I am fortunate to have only known the legal profession in more enlightened and welcoming times.  I joined a large firm where I was able to see a large number of LGBT role models at all levels of seniority and where the support and representation of LGBT staff is made a priority alongside the interests of colleagues from a wide variety of other backgrounds.  I know from my work with various groups addressing LGBT and wider diversity and inclusion issues that this is not only the case at my own firm.  The majority of firms now have measures in place to ensure that such issues are addressed appropriately, whether that is on a formal or more informal basis.  I am well aware, however, that not every LGBT member of our profession has been fortunate enough to share this experience.

For that reason, I am particularly pleased to sit on the recently-formed Manchester Law Society Equality, Diversity and Inclusion Committee.  I hope that this committee will be successful in championing diversity within the legal profession in our city, not just for LGBT colleagues but for everybody.  I am particularly pleased to learn that Manchester Law Society will be visible at this year’s Manchester Pride parade by hosting a brunch event and stand on the steps of the Midland Hotel (further details to be released in due course, with ticket profits going to local LGBT charity Friends of Dorothy).

I am also excited by the work being done by other groups within Manchester.  As an example, I have had the pleasure of helping to establish Out of Office, a regular networking event for LGBT professionals and allies from across all professions in Greater Manchester (@out_mcr).  Innovative groups such as these, run by the profession to promote the interests of those within the profession, are ultimately the best tool at our disposal.

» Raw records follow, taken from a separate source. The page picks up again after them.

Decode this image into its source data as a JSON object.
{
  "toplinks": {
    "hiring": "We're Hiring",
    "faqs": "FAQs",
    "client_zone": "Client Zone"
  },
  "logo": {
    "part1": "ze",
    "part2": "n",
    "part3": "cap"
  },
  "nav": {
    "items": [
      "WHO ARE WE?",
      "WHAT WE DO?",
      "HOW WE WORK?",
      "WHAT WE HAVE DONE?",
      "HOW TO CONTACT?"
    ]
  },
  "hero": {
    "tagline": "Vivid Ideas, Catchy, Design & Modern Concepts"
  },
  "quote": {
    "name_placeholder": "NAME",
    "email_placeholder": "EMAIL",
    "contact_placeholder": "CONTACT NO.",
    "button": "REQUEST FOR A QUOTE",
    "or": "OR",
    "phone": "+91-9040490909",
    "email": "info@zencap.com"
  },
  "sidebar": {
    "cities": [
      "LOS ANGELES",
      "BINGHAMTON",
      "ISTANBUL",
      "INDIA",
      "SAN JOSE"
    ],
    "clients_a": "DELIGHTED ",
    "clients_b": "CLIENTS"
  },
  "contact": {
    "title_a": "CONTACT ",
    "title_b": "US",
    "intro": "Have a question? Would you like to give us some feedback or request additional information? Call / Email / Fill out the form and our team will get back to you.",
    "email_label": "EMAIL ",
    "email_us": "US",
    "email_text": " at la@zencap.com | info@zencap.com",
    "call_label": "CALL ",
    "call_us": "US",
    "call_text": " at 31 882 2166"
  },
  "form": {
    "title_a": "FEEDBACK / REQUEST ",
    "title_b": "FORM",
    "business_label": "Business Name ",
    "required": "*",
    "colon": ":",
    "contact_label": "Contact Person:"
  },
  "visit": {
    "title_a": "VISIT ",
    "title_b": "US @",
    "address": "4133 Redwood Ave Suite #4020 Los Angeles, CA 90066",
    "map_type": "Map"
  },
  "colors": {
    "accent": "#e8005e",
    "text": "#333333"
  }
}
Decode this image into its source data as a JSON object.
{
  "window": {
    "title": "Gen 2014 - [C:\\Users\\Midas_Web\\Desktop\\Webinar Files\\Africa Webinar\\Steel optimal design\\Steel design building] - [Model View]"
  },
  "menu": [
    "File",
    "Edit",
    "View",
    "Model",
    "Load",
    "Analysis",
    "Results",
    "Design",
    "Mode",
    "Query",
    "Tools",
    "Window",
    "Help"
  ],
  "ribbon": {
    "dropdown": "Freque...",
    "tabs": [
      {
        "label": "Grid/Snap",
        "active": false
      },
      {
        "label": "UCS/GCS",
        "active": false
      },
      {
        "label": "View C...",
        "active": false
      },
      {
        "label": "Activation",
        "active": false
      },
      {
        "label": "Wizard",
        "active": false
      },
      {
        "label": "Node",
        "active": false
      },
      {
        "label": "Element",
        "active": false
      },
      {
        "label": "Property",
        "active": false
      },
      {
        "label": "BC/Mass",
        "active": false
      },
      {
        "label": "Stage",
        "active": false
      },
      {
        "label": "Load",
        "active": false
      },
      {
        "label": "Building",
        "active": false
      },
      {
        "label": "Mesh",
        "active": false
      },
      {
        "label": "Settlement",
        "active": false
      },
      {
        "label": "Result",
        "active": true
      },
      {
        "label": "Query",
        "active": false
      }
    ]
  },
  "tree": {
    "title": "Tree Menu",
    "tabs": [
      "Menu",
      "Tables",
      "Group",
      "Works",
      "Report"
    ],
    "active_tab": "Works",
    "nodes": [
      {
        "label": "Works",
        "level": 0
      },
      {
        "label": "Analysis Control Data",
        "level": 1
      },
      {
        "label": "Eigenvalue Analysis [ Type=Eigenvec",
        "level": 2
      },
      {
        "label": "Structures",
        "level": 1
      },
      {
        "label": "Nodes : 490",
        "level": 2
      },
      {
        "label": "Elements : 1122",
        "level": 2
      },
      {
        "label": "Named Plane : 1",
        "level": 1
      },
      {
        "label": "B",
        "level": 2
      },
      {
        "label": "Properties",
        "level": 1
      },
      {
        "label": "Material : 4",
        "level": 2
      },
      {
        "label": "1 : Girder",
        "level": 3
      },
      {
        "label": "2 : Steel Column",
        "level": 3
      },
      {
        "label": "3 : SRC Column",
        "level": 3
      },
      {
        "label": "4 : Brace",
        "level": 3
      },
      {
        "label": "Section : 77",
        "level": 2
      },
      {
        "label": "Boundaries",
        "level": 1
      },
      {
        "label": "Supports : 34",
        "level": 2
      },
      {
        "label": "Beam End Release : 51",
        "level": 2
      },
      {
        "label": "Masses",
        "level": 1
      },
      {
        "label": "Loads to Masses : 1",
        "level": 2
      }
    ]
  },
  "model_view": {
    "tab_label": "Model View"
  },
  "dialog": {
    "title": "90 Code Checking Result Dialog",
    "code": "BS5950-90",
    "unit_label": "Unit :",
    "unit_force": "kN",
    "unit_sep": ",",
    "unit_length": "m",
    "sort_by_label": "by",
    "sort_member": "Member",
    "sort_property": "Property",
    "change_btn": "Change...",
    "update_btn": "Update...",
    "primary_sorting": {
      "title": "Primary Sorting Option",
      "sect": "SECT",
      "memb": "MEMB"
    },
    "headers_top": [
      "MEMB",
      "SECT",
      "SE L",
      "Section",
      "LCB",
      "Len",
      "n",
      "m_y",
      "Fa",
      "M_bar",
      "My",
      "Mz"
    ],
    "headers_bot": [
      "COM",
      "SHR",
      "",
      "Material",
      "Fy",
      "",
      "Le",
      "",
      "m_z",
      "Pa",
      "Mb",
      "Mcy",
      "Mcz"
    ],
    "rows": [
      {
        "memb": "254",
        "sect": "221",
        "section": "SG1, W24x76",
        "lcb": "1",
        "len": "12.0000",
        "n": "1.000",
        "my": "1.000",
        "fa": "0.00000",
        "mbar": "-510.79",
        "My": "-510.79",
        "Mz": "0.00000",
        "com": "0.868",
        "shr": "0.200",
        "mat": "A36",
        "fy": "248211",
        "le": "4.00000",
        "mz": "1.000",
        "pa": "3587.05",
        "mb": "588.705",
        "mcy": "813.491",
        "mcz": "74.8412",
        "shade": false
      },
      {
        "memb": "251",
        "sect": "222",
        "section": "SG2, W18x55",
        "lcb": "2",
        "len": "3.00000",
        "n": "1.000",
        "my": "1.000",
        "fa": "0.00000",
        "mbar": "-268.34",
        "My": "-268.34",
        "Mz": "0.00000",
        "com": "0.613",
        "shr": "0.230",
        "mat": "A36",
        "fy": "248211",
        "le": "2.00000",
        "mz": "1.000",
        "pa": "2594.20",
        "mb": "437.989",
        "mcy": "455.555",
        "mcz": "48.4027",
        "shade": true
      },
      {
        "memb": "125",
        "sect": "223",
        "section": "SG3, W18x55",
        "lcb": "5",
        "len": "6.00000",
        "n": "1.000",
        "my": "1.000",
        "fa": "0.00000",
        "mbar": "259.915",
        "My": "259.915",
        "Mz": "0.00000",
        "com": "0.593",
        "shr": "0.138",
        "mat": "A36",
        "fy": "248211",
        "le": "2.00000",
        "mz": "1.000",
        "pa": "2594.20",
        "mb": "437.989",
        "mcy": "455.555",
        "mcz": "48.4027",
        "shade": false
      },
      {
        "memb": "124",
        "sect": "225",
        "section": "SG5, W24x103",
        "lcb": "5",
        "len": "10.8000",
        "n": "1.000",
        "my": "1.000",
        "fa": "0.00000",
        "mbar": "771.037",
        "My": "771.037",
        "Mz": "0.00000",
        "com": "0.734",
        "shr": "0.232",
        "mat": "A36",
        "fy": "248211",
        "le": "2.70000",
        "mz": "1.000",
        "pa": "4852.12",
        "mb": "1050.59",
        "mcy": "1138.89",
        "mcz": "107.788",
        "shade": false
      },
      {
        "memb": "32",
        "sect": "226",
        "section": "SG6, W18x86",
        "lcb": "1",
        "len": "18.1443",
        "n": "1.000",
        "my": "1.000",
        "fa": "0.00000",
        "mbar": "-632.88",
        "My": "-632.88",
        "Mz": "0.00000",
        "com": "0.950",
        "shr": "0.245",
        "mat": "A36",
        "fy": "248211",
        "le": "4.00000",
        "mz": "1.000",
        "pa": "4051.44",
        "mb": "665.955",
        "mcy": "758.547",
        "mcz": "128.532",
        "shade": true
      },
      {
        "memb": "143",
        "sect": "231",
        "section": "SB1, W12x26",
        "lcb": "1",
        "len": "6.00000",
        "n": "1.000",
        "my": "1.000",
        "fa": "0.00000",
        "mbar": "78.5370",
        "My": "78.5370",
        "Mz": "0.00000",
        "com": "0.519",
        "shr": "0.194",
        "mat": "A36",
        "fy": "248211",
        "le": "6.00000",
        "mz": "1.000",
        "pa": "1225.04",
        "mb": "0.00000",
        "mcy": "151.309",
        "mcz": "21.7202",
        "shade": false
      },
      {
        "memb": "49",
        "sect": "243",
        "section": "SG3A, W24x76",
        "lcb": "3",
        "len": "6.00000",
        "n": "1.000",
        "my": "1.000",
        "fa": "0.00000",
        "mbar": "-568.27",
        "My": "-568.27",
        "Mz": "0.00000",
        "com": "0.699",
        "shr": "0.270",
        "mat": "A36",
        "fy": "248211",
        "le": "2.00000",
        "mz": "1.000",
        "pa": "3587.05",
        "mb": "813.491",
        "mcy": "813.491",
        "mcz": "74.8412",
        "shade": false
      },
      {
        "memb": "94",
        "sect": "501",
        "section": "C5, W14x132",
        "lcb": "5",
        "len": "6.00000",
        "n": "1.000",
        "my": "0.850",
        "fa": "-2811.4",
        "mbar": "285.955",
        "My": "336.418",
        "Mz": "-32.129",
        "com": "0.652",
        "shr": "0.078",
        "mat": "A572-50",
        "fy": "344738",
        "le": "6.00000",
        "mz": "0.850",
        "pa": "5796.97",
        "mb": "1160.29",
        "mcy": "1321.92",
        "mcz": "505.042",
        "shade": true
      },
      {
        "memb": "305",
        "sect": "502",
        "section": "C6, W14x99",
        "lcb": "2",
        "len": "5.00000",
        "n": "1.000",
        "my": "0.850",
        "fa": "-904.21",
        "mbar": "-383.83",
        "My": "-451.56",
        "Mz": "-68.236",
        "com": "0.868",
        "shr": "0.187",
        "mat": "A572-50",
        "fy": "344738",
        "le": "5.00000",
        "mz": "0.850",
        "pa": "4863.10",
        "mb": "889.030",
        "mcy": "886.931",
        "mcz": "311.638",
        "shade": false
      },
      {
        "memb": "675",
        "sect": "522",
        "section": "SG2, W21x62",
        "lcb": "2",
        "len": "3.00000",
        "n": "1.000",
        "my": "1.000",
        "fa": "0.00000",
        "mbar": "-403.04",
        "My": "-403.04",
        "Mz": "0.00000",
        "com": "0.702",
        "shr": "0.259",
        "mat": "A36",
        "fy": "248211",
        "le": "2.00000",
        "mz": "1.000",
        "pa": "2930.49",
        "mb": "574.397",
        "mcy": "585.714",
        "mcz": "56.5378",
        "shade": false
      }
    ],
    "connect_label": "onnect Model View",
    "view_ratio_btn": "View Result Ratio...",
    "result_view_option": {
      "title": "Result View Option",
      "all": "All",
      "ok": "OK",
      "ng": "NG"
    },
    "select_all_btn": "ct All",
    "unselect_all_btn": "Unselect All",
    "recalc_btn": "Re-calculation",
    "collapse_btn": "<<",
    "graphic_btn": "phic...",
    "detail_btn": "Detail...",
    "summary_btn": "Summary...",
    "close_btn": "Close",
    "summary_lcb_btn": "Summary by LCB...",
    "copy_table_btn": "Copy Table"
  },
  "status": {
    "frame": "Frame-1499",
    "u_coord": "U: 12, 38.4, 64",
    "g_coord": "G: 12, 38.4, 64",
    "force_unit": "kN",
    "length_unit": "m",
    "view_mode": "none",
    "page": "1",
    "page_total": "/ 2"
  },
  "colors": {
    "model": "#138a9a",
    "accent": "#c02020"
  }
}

As LGBT History Month is amongst other things a period of celebration, it seems appropriate to end on a positive note and to highlight the benefits to us all of ensuring that LGBT and other diversity issues are pursued with energy and determination.  Quite apart from the obvious point of principle which necessitates true inclusion and diversity in all walks of life, there is in fact a positive business case which should not be forgotten.  After all, contented colleagues are productive colleagues.  Alongside that, it is important to bear in mind that it is not only our profession which is increasingly diverse: so are our clients.  As a result, any firm which fails to take the steps necessary to promote an inclusive and diverse environment will find itself recruiting from a reduced talent pool, failing to maximise productivity and profit, and reducing its appeal to an increasingly diverse client market with increasingly diverse needs and demands.  For this reason if no other, we should use LGBT History Month as an opportunity to reflect on our profession and our own individual and collective efforts to ensure that ours is a profession which truly reflects and embraces the contributions of every community within our vibrant and diverse city.  Let us hope that when it comes time to reflect again during LGTB History Month 2021, we will be able to say that we have taken another step forward.

Daniel Matchett

Manchester Law Society Equality, Diversity & Inclusion Committee Member